There was a change of scenery which helped: O’Gorman recalls that whatever was going on in Páirc Uí Chaoimh — “some redevelopment work or something” — the hurlers had to go up to Ballinlough to train.
“And every night we were there the Canon played old-fashioned backs and forwards and it built up a huge spirit. The intensity was there, the competition, and you could tell we’d die for it anyway.”
It was authentic. O’Gorman says to this day that the dressing-room in Thurles before that Munster final was “the best dressing-room I was ever in”.
“No question. Just before we went out, Tomas and Teddy were inside in the middle of it and fellas were raring to go. Ready.
“You get that sense sometimes. That lads are ready, and lads were ready that day.”
O’Gorman’s too clear-eyed to romanticise the win over Tipperary: “We started well but things went against us for a good bit of the first half. We got back into it and finished very strong. And Mark Foley had a huge day, of course.”
Seán McCarthy said in these pages recently that it was a game he couldn’t enjoy because of the intensity. His fellow defender is inclined to agree: “To be honest, the match was nearly over and I hardly even realised we were winning. On the day I didn’t even keep track of the score.
“Half-time? I don’t even remember it. I know the famous one out of the Canon was ‘we have ten guys’ (playing) or ‘nine’ or ‘12’. But that was a line for every game!
“The minute a match like that’s over, it’s relief, really. I even heard Mick O’Dwyer say something along those lines once — the enjoyment comes afterwards. Not during the game or before it.
“After the match, up at the Burlington, I was so drained . . . I was going up the stairs at one stage and Teddy came down against me. We sat down there, the two of us, and he said, ‘If I get over the next few hours I’ll be doing well’.
“You’re wrecked. Totally. And that was when we won — when you lose there’s a pure anticlimax. It’s terrible.
“But it must be worse again when you draw an All-Ireland. The prospect of a replay? My God. You’re building up and building up but the one thing you think is ‘it’ll all be over at five o’clock anyway’.
“Getting yourself ready again for another day must be desperate.”
Looking back now the Milford man picks out the Monday the footballers came back with Sam Maguire as special — “It’ll never be seen again” — and says it sealed the bond between the panels.
“Nearly all of us were at the football final, but there was a great bond between the two panels because wherever we were going we we meeting each other.
“To this day I’d know a load of them, which wouldn’t always be the case, but it’s different with them. You’d know them.”
And respect them. O’Gorman goes back to that training session.

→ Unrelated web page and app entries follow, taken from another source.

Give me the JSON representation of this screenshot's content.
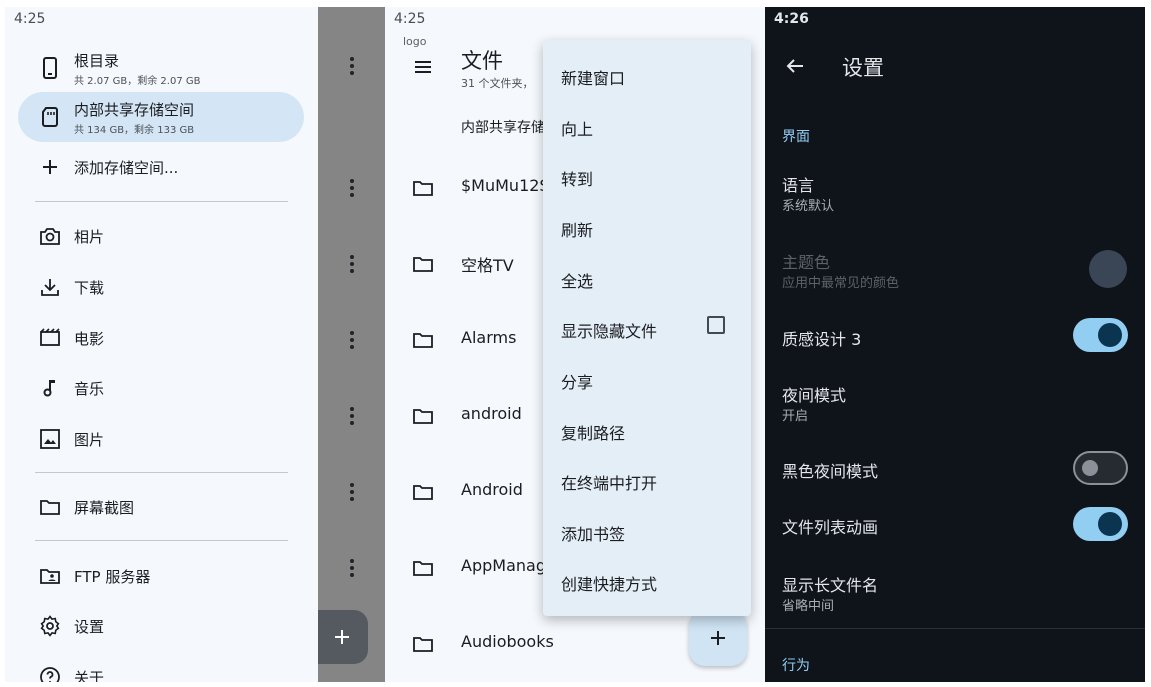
{
  "drawer": {
    "time": "4:25",
    "drives": [
      {
        "title": "根目录",
        "sub": "共 2.07 GB，剩余 2.07 GB"
      },
      {
        "title": "内部共享存储空间",
        "sub": "共 134 GB，剩余 133 GB"
      }
    ],
    "add_storage": "添加存储空间...",
    "bookmarks": [
      "相片",
      "下载",
      "电影",
      "音乐",
      "图片"
    ],
    "screenshots": "屏幕截图",
    "ftp": "FTP 服务器",
    "settings": "设置",
    "about": "关于"
  },
  "files": {
    "time": "4:25",
    "logo": "logo",
    "title": "文件",
    "subtitle": "31 个文件夹，",
    "breadcrumb": "内部共享存储",
    "items": [
      "$MuMu12S",
      "空格TV",
      "Alarms",
      "android",
      "Android",
      "AppManag",
      "Audiobooks"
    ]
  },
  "menu": {
    "items": [
      "新建窗口",
      "向上",
      "转到",
      "刷新",
      "全选",
      "显示隐藏文件",
      "分享",
      "复制路径",
      "在终端中打开",
      "添加书签",
      "创建快捷方式"
    ],
    "show_hidden_checked": false
  },
  "settings": {
    "time": "4:26",
    "title": "设置",
    "section_interface": "界面",
    "language": {
      "title": "语言",
      "value": "系统默认"
    },
    "theme_color": {
      "title": "主题色",
      "value": "应用中最常见的颜色",
      "color": "#3a4556"
    },
    "material3": {
      "title": "质感设计 3",
      "on": true
    },
    "night_mode": {
      "title": "夜间模式",
      "value": "开启"
    },
    "black_night": {
      "title": "黑色夜间模式",
      "on": false
    },
    "list_anim": {
      "title": "文件列表动画",
      "on": true
    },
    "long_names": {
      "title": "显示长文件名",
      "value": "省略中间"
    },
    "section_behavior": "行为"
  },
  "colors": {
    "accent": "#92cdf2",
    "selected_drive": "#d4e6f5",
    "dark_bg": "#0f141a"
  }
}
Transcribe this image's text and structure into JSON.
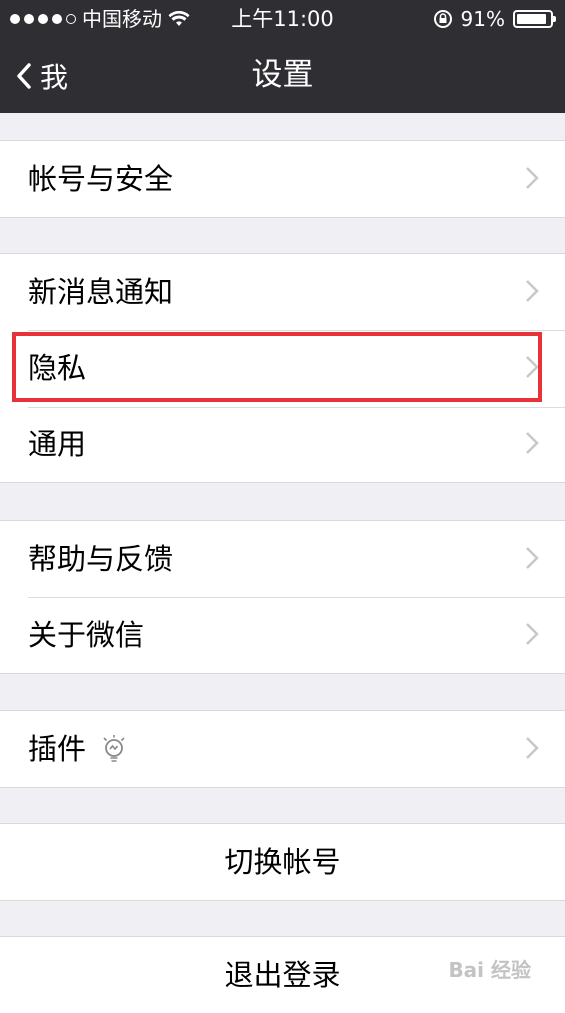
{
  "status_bar": {
    "carrier": "中国移动",
    "time": "上午11:00",
    "battery": "91%",
    "battery_level": 0.91
  },
  "nav": {
    "back_label": "我",
    "title": "设置"
  },
  "groups": [
    {
      "items": [
        {
          "label": "帐号与安全"
        }
      ]
    },
    {
      "items": [
        {
          "label": "新消息通知"
        },
        {
          "label": "隐私"
        },
        {
          "label": "通用"
        }
      ]
    },
    {
      "items": [
        {
          "label": "帮助与反馈"
        },
        {
          "label": "关于微信"
        }
      ]
    },
    {
      "items": [
        {
          "label": "插件"
        }
      ]
    }
  ],
  "actions": {
    "switch_account": "切换帐号",
    "logout": "退出登录"
  },
  "watermark": "Bai 经验",
  "colors": {
    "nav_bg": "#2e2e33",
    "page_bg": "#efeff4",
    "highlight": "#e63238"
  }
}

“One night the footballers were there before us, and they were finishing up as it was getting dark.
“Billy (Morgan) was running a bleep test and because they were near the dressing-room entrance we stopped to watch. It finished up with Larry Tompkins, Conor Counihan and Denis Walsh. Out and back. Out and back.
“Denis would nearly fall in with us after training with the footballers, while Teddy was inclined to play the ‘I’m with the footballers tonight’ card at times, and he could be caught if the two squads were in the one place.
“But the three of them — Denis, Larry and Conor — were at it, and by God did they put it in. It was savagery that night, the three of them going out and back. God knows what level of the bleep test they were at.
“I think Conor was the last one left. But if you saw it you were thinking: ‘These men are putting it in’.”
They all did.